Bil’s rating (out of 5): BBBB. USA/Germany, 2004. Paramount Pictures, DreamWorks, Nickelodeon Movies, Kumar Mobiliengesellschaft mbH & Co. Projekt Nr. 2 KG, Parkes+MacDonald Image Nation, Scott Rudin Productions. Screenplay by Robert Gordon, based on the books The Bad Beginning, The Reptile Room and The Wide Window by Daniel Handler. Cinematography by Emmanuel Lubezki. Produced by Laurie MacDonald, Walter F. Parkes, Jim Van Wyck. Music by Thomas Newman. Production Design by Rick Heinrichs. Costume Design by Colleen Atwood. Film Editing by Michael Kahn. Academy Awards 2004.

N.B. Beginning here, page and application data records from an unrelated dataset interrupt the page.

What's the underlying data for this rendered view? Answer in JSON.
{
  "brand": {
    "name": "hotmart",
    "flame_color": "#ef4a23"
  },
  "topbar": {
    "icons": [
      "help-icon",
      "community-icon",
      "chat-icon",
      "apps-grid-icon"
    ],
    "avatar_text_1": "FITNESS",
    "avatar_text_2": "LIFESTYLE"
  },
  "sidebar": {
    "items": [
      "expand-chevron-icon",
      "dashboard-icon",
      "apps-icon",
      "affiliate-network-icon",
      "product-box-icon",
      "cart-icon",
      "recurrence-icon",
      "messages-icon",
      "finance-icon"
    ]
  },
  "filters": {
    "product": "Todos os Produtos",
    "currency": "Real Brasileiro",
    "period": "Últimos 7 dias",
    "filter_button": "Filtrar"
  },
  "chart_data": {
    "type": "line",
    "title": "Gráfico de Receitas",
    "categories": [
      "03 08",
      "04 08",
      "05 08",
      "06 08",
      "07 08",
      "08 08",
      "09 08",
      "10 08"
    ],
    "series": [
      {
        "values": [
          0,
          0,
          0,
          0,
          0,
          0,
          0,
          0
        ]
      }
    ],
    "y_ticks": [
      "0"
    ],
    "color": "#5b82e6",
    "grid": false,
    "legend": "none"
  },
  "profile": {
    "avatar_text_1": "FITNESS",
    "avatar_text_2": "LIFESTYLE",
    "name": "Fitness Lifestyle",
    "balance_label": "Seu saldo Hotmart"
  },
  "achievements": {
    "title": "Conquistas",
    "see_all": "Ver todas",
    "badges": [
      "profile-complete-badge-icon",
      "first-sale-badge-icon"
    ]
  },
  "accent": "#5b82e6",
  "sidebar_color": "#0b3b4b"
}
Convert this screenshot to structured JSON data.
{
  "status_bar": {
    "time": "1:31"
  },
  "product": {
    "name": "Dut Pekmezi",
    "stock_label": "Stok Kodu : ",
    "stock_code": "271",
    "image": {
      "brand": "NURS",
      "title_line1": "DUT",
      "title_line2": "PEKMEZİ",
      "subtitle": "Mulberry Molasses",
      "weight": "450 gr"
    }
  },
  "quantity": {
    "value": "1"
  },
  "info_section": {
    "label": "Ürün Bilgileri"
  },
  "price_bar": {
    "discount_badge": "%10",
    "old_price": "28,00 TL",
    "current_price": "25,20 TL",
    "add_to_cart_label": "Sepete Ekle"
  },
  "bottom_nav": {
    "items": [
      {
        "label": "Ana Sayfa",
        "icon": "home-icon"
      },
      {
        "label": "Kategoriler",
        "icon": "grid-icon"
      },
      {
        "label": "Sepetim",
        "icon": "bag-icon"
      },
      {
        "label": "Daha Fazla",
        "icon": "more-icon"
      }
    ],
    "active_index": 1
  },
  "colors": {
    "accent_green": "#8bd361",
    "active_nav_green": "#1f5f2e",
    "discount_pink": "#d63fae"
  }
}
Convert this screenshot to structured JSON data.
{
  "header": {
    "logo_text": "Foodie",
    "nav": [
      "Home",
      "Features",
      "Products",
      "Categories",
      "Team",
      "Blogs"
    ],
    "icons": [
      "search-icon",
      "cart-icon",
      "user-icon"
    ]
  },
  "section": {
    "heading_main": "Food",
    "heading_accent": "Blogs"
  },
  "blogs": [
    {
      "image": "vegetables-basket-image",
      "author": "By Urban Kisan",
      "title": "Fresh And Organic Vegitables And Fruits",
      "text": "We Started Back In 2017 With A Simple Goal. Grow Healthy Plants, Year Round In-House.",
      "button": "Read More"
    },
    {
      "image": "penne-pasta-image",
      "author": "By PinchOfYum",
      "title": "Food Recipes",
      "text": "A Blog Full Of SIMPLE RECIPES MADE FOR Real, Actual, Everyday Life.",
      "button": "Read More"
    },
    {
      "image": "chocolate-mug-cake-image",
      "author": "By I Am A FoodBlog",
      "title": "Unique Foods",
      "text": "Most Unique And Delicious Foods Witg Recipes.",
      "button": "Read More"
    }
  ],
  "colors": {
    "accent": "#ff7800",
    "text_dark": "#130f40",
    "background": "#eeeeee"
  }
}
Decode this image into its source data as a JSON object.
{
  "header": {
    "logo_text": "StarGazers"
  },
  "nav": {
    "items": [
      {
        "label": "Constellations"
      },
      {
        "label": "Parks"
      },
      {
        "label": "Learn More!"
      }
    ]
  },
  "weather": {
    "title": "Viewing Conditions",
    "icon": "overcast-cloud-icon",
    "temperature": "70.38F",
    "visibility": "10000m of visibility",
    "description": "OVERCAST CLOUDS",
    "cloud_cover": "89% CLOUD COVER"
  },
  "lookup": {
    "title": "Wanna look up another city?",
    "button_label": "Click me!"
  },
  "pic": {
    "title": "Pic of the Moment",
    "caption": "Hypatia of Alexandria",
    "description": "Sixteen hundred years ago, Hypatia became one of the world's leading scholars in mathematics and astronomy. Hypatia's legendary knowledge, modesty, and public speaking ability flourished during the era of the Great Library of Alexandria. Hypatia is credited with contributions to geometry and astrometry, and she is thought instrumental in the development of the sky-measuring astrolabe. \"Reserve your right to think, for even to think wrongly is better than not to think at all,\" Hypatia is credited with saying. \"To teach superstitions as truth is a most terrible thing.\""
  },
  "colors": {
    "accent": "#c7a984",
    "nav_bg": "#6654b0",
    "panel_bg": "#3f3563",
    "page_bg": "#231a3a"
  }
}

The influence of Tim Burton’s work can be felt on every inch of this thoroughly enjoyable children’s horror film, so much so that you’ll wonder if Burton had anything to do with the production (he didn’t, but the production designer, costume designer and cinematographer of Sleepy Hollow are employed here which might account for the similarities). After three children (Emily Browning, Liam Aiken, Kara and Shelby Hoffman playing the toddler) lose their parents in a house fire, they are sent to live with an unapologetically evil uncle (Jim Carrey at his most sinister) who wants to enslave them into servitude and make off with their grand inheritance. When he learns that he won’t come into their money until the eldest child is eighteen, he tries to bump them off, but their executor (Timothy Spall) gets wind of Carrey’s diabolical plan and sends the children to live with other relatives who are not as evil but definitely just as strange. Billy Connolly is wonderful as the kids’ snake-loving uncle and Meryl Streep is a hoot as their panphobic aunt, but in both cases they offer the children genuine love and safety even though they’re not working from a full deck of cards themselves. Trouble is, Carrey keeps showing up in clever disguises (that never fool the children for a minute), making away with the new guardians in his determined effort to get the kids’ money. Thankfully, the eldest daughter is an inventor, the middle son an avid reader, and the youngest toddler a skilled biter (yes, a biter), so the children manage to take care of themselves even when all the adults around them ignore their every word of warning. Dark and oppressively gloomy, this delightful film pulls no punches in showing the horrid world that these children live in, and is all the more satisfying for it. Today’s media is generally too shy to really scare kids in the way that The Dark Crystal and Labyrinth terrorized my generation, and it’s nice to see a filmmaker unafraid to squeeze some fear out of the snotnose runts who populate our movie theatres (besides, the three heroes in this film are impressively self-reliant, which is something young people need to see more of in their cinematic role models). Carrey is frightfully mean (even losing weight off his already lanky frame to give the character a look of pure badness), and he’s aided well by excellent performances from the three children, and some kooky cameos by the likes of Catherine O’Hara, Cedric the Entertainer and Dustin Hoffman. An ending that is obviously baiting a sequel is a bit of an annoyance, but otherwise this adventure (which is also beautifully scored by Thomas Newman) is a full course of dark delights.